> **To do**
Locate the word "JSON" in the material, then show every line that holds it.

*** Begin section ***

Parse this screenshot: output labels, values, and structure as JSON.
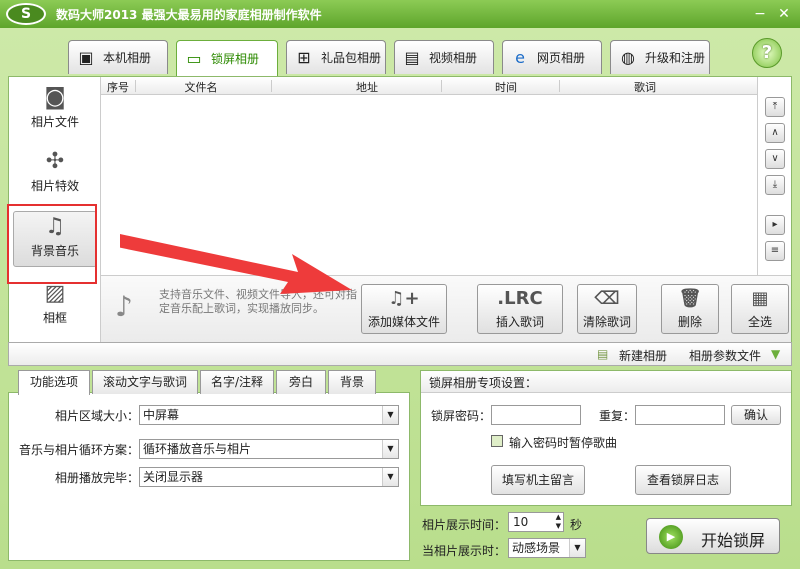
{
  "window": {
    "logo_text": "S",
    "title": "数码大师2013   最强大最易用的家庭相册制作软件",
    "min": "−",
    "close": "✕"
  },
  "tabs": [
    {
      "label": "本机相册",
      "icon": "portrait-icon"
    },
    {
      "label": "锁屏相册",
      "icon": "monitor-icon",
      "active": true
    },
    {
      "label": "礼品包相册",
      "icon": "gift-icon"
    },
    {
      "label": "视频相册",
      "icon": "film-icon"
    },
    {
      "label": "网页相册",
      "icon": "ie-icon"
    },
    {
      "label": "升级和注册",
      "icon": "globe-icon"
    }
  ],
  "help": "?",
  "leftnav": [
    {
      "label": "相片文件",
      "icon": "camera-icon"
    },
    {
      "label": "相片特效",
      "icon": "sparkle-icon"
    },
    {
      "label": "背景音乐",
      "icon": "music-note-icon",
      "active": true
    },
    {
      "label": "相框",
      "icon": "picture-frame-icon"
    }
  ],
  "list": {
    "columns": [
      "序号",
      "文件名",
      "地址",
      "时间",
      "歌词"
    ]
  },
  "toolbar": {
    "note": "支持音乐文件、视频文件导入，还可对指定音乐配上歌词，实现播放同步。",
    "buttons": [
      {
        "label": "添加媒体文件",
        "icon_text": "♫+"
      },
      {
        "label": "插入歌词",
        "icon_text": ".LRC"
      },
      {
        "label": "清除歌词",
        "icon_text": "⌫"
      },
      {
        "label": "删除",
        "icon_text": "🗑"
      },
      {
        "label": "全选",
        "icon_text": "▦"
      }
    ]
  },
  "midbar": {
    "new_album": "新建相册",
    "album_params": "相册参数文件"
  },
  "bottom_tabs": [
    "功能选项",
    "滚动文字与歌词",
    "名字/注释",
    "旁白",
    "背景"
  ],
  "options": {
    "area_size_label": "相片区域大小：",
    "area_size_value": "中屏幕",
    "loop_label": "音乐与相片循环方案：",
    "loop_value": "循环播放音乐与相片",
    "finish_label": "相册播放完毕：",
    "finish_value": "关闭显示器"
  },
  "lock": {
    "heading": "锁屏相册专项设置：",
    "password_label": "锁屏密码：",
    "repeat_label": "重复：",
    "confirm": "确认",
    "pause_music": "输入密码时暂停歌曲",
    "write_msg": "填写机主留言",
    "view_log": "查看锁屏日志"
  },
  "display": {
    "time_label": "相片展示时间：",
    "time_value": "10",
    "seconds": "秒",
    "when_label": "当相片展示时：",
    "when_value": "动感场景"
  },
  "start": "开始锁屏",
  "colors": {
    "accent": "#5ea52b",
    "highlight": "#e53030"
  }
}
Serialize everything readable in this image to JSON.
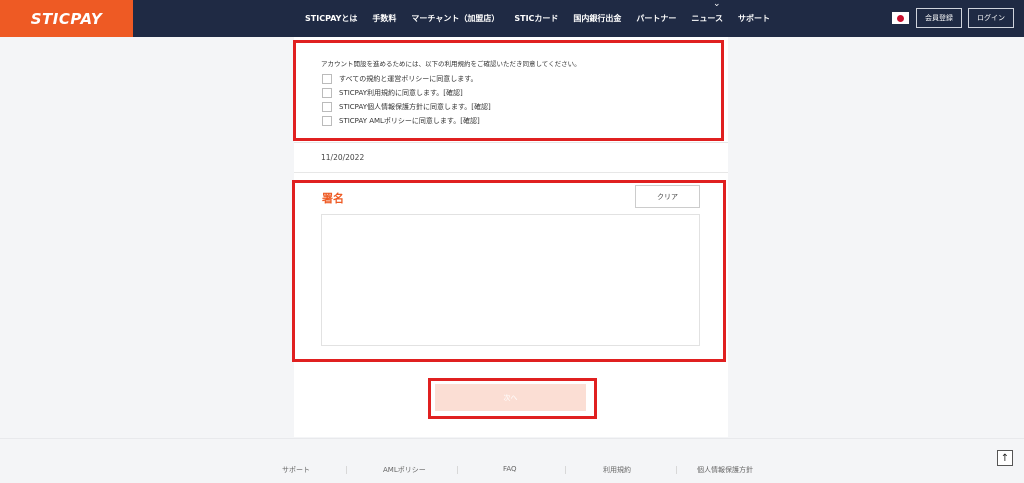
{
  "header": {
    "logo": "STICPAY",
    "nav": [
      "STICPAYとは",
      "手数料",
      "マーチャント（加盟店）",
      "STICカード",
      "国内銀行出金",
      "パートナー",
      "ニュース",
      "サポート"
    ],
    "signup_label": "会員登録",
    "login_label": "ログイン"
  },
  "terms": {
    "intro": "アカウント開設を進めるためには、以下の利用規約をご確認いただき同意してください。",
    "items": [
      "すべての規約と運営ポリシーに同意します。",
      "STICPAY利用規約に同意します。[確認]",
      "STICPAY個人情報保護方針に同意します。[確認]",
      "STICPAY AMLポリシーに同意します。[確認]"
    ]
  },
  "date": "11/20/2022",
  "signature": {
    "title": "署名",
    "clear_label": "クリア"
  },
  "next_label": "次へ",
  "footer": {
    "links": [
      "サポート",
      "AMLポリシー",
      "FAQ",
      "利用規約",
      "個人情報保護方針"
    ]
  },
  "colors": {
    "brand_orange": "#ee5a24",
    "header_navy": "#1f2a44",
    "highlight_red": "#e02020"
  }
}
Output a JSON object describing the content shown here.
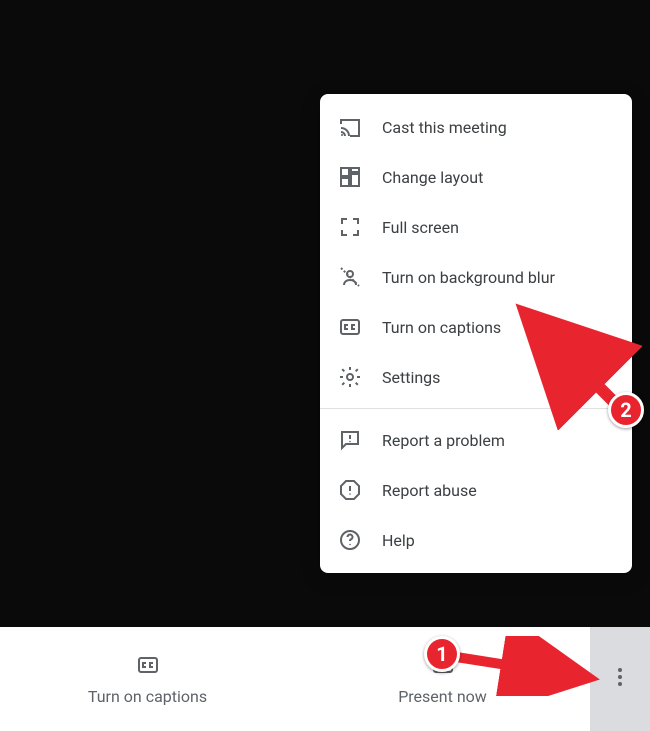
{
  "menu": {
    "items": [
      {
        "label": "Cast this meeting"
      },
      {
        "label": "Change layout"
      },
      {
        "label": "Full screen"
      },
      {
        "label": "Turn on background blur"
      },
      {
        "label": "Turn on captions"
      },
      {
        "label": "Settings"
      }
    ],
    "items2": [
      {
        "label": "Report a problem"
      },
      {
        "label": "Report abuse"
      },
      {
        "label": "Help"
      }
    ]
  },
  "toolbar": {
    "captions_label": "Turn on captions",
    "present_label": "Present now"
  },
  "annotations": {
    "badge1": "1",
    "badge2": "2"
  }
}
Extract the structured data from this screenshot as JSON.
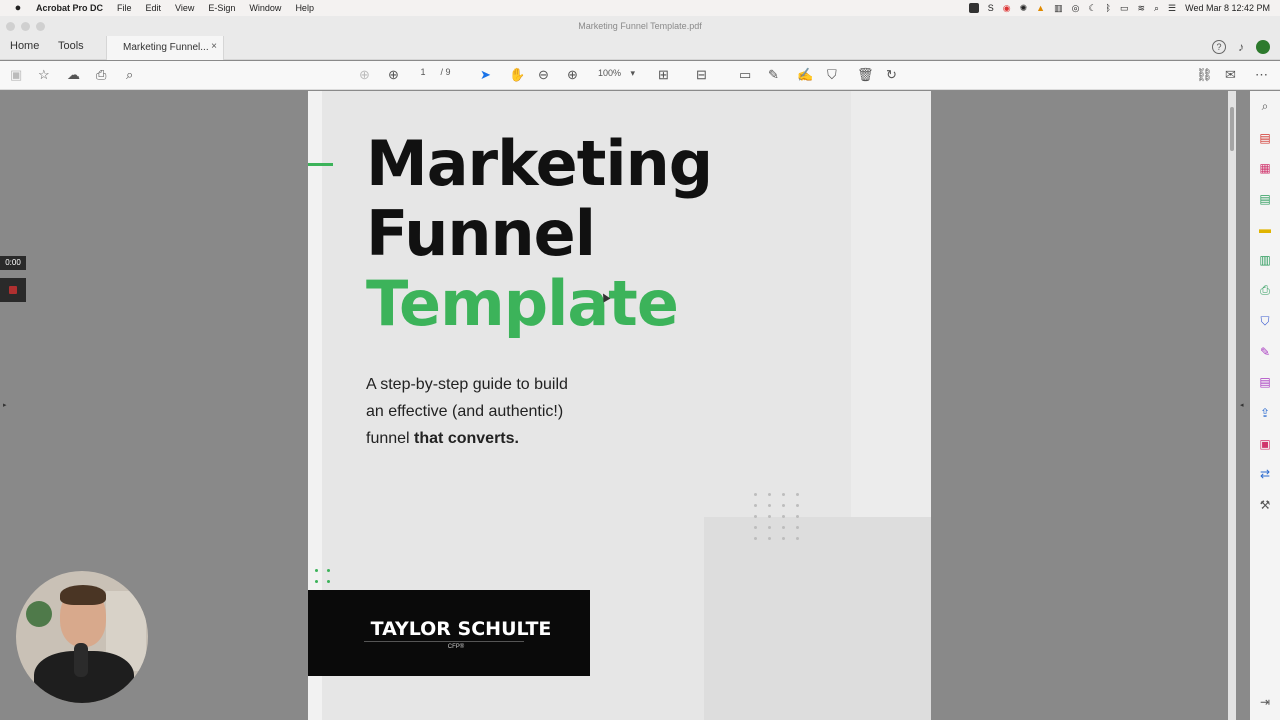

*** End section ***

> **Task response**
Parse this screenshot: output labels, values, and structure as JSON.
Serialize everything readable in this image to JSON.
Output a JSON object describing the content shown here.
Extract the structured data from this screenshot as JSON.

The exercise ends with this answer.